-- Supplied records follows --

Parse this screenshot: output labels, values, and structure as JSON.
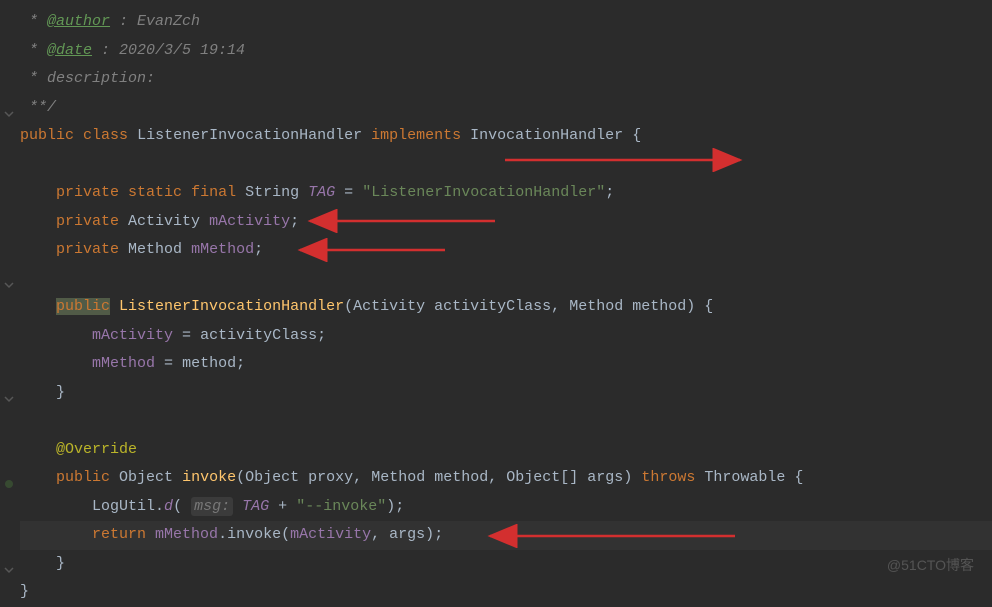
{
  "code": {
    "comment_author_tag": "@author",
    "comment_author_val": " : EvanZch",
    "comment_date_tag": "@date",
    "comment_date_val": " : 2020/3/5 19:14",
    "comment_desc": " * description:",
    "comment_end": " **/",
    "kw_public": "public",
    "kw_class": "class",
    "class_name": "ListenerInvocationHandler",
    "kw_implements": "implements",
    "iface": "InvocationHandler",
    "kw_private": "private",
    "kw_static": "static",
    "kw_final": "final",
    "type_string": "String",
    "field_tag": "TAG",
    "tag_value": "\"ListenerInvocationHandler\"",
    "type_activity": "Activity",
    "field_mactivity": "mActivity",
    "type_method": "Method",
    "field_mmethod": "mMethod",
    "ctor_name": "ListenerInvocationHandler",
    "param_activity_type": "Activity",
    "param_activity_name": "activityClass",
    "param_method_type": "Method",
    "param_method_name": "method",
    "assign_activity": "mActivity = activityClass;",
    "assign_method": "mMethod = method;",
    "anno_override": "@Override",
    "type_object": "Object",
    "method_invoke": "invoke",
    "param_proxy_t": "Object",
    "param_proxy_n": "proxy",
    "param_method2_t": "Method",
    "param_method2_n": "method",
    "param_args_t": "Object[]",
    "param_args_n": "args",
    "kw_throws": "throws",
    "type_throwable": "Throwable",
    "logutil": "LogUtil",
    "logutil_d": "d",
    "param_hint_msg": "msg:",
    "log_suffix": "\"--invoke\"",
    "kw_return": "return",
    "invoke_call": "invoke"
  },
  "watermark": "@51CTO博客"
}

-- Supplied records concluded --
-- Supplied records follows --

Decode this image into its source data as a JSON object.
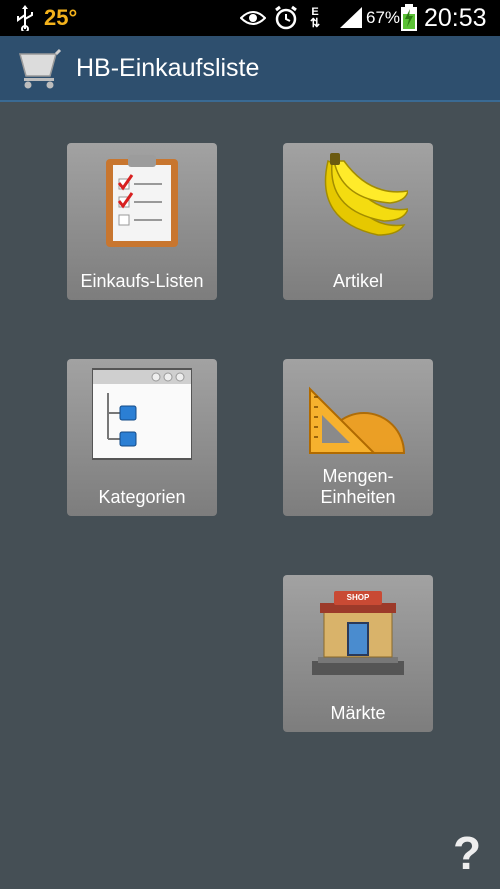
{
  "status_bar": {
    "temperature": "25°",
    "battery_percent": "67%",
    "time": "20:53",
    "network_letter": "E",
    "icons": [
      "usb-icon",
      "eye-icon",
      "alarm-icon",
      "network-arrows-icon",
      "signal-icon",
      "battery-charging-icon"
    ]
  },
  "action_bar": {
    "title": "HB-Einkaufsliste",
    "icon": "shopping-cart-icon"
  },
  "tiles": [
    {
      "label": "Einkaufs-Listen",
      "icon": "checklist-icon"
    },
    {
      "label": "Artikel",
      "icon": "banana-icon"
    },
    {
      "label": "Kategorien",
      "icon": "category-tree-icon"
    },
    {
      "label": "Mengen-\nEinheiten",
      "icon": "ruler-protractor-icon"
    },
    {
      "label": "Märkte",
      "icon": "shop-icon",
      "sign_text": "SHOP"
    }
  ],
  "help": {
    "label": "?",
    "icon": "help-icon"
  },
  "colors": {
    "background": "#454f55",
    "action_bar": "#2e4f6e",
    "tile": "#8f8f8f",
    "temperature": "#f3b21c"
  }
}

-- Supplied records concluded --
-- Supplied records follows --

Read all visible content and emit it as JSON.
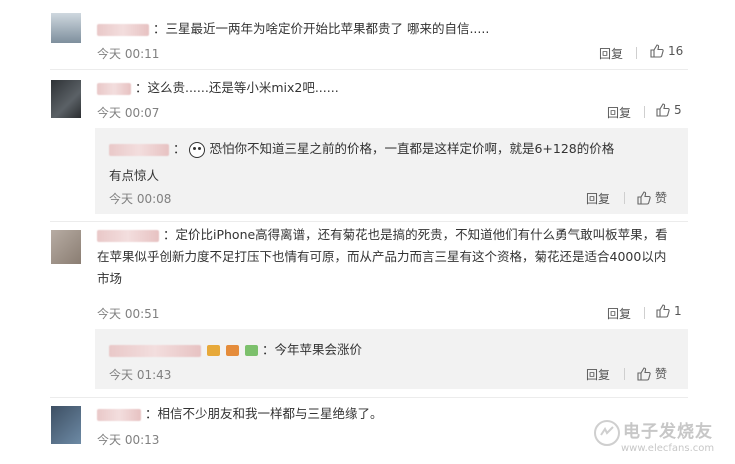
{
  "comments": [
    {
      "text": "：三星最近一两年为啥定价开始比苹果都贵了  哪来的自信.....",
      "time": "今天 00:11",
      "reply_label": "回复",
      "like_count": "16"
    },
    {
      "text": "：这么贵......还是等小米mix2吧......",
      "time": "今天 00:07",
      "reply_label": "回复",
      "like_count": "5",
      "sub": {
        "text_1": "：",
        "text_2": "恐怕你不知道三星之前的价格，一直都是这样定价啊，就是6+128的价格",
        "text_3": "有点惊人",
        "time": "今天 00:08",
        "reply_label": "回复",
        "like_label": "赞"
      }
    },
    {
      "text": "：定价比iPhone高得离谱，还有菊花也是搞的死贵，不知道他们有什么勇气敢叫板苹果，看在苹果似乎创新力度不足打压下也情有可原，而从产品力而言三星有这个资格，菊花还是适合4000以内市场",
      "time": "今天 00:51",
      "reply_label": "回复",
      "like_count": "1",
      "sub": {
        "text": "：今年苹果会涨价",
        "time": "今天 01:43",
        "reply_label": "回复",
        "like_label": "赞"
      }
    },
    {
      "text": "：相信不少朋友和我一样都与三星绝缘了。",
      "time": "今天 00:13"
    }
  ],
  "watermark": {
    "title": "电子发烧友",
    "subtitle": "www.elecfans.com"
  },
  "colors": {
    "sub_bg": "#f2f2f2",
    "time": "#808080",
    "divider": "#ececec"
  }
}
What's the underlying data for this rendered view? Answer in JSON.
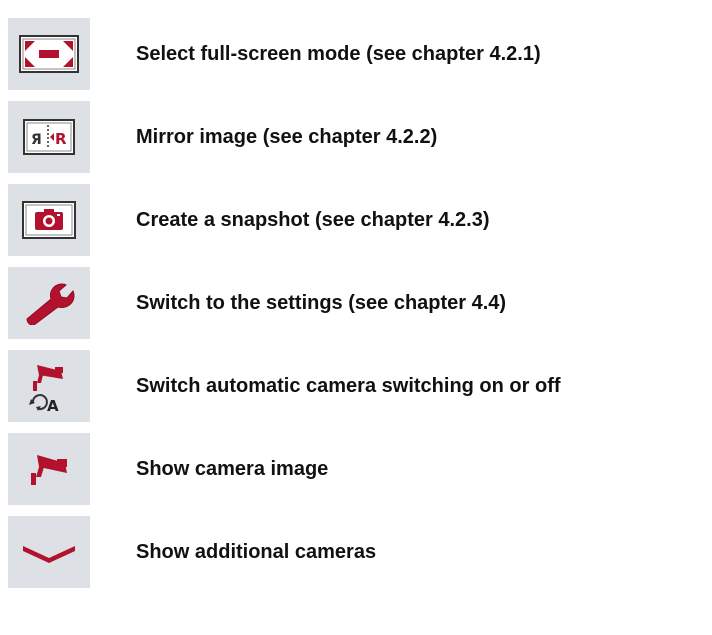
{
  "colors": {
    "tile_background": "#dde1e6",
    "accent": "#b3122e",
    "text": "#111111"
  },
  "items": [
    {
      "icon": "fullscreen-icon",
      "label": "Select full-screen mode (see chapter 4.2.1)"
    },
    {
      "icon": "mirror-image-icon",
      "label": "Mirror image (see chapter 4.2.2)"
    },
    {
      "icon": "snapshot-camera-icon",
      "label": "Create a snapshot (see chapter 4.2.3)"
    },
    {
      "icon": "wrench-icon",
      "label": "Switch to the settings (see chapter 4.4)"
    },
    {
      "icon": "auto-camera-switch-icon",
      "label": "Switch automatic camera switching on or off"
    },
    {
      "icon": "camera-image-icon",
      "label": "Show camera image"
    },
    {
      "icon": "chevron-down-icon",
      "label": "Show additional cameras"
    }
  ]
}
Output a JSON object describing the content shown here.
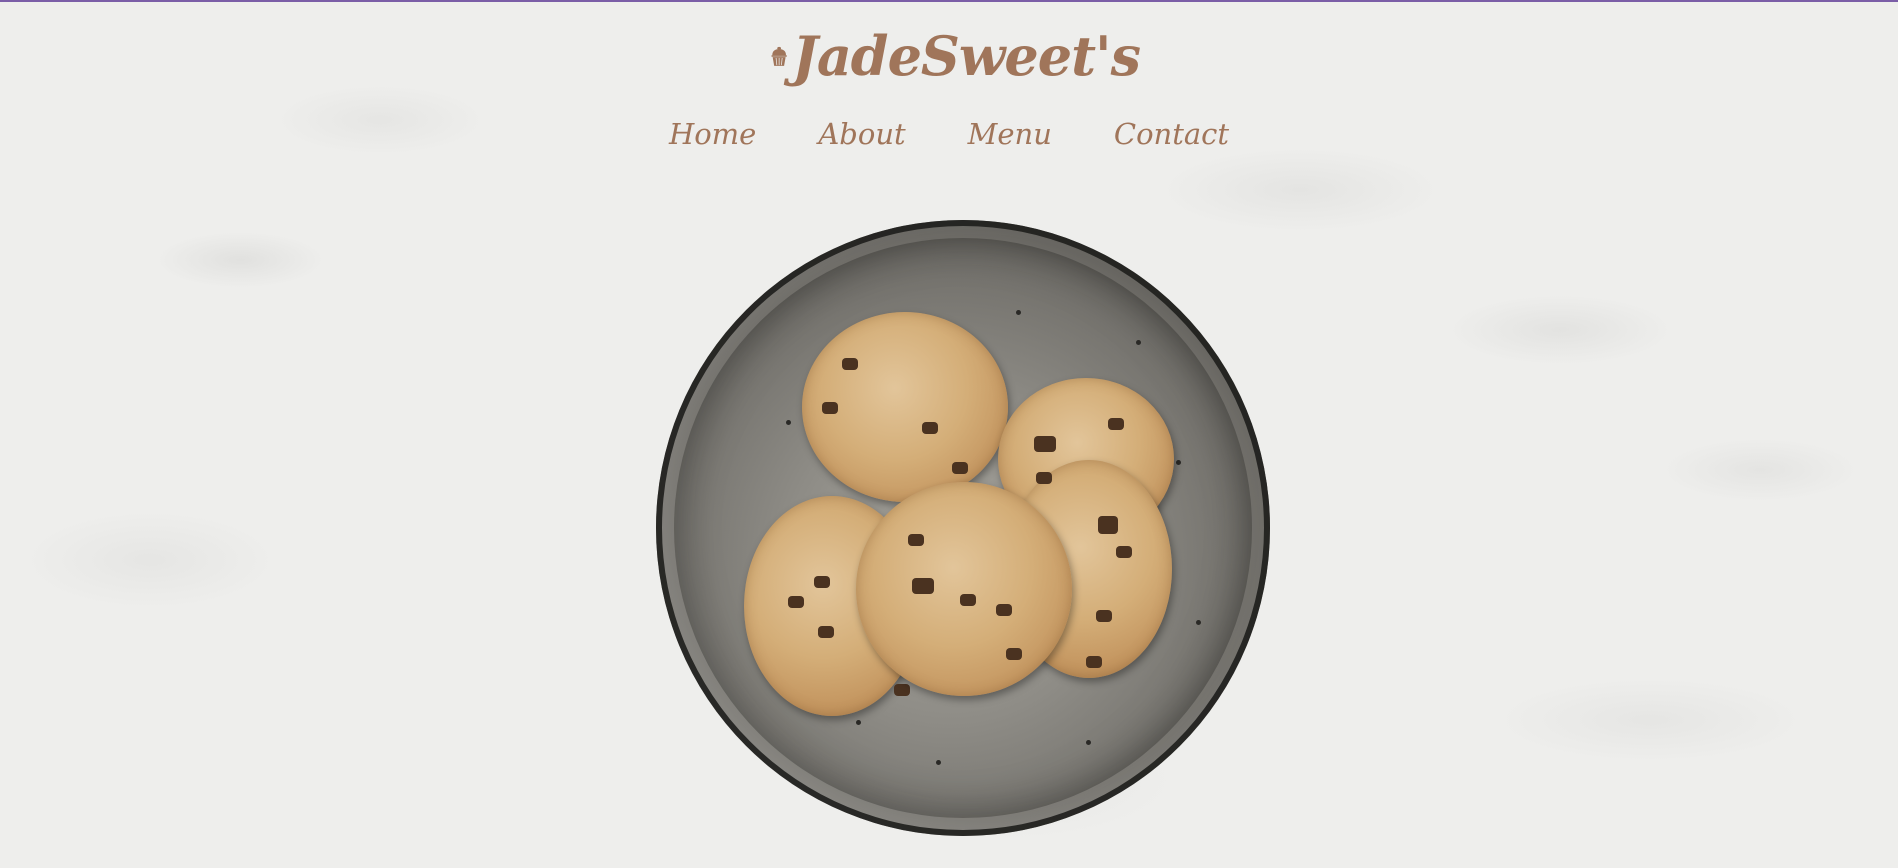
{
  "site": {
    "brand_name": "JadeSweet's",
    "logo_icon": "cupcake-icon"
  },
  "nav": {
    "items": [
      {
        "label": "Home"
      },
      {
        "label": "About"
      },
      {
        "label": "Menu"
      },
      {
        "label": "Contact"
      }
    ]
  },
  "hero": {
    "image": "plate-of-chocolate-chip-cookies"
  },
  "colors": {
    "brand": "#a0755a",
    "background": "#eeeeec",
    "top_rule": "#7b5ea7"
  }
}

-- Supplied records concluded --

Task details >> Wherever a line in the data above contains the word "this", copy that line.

Answer to the problem >>
Parse this screenshot: output labels, values, and structure as JSON.
Decode this image into its source data as a JSON object.
What's the underlying data for this rendered view? Answer in JSON.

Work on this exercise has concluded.